■ **Assignment**
Go through the data below and work out how many lines contain "Material"; the answer is the number alone.

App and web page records

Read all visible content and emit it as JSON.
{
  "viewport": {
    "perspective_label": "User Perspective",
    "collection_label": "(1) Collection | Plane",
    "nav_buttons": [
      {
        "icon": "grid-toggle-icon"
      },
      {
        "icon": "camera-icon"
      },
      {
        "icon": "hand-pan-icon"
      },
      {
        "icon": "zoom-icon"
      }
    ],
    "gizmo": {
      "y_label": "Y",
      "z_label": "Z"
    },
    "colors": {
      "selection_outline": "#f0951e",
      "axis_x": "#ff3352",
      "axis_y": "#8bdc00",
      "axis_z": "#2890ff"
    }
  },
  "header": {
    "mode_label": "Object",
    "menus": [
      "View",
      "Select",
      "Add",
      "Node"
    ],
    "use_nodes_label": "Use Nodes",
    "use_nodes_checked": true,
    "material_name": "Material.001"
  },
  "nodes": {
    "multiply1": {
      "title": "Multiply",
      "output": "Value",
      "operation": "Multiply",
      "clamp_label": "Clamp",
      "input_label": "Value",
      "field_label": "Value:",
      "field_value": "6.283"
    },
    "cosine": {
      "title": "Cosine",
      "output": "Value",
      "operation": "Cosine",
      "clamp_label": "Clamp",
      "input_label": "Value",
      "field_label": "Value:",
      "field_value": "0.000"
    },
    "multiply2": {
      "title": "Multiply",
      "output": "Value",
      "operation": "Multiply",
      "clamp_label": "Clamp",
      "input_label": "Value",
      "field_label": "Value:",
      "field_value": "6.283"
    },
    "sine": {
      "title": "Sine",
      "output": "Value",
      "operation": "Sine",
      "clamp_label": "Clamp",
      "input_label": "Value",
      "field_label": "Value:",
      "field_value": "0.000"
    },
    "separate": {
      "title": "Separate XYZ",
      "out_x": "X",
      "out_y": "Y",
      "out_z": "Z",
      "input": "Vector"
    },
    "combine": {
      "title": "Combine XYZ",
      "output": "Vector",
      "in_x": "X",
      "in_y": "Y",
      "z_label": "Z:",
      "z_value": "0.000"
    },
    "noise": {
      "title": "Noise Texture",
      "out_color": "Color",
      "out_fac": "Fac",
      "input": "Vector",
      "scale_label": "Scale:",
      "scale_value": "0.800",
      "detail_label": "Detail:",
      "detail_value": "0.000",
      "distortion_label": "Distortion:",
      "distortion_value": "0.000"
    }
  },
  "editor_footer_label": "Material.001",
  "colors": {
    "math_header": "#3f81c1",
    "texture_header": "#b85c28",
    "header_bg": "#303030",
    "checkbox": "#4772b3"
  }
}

■ **Result of the task**
2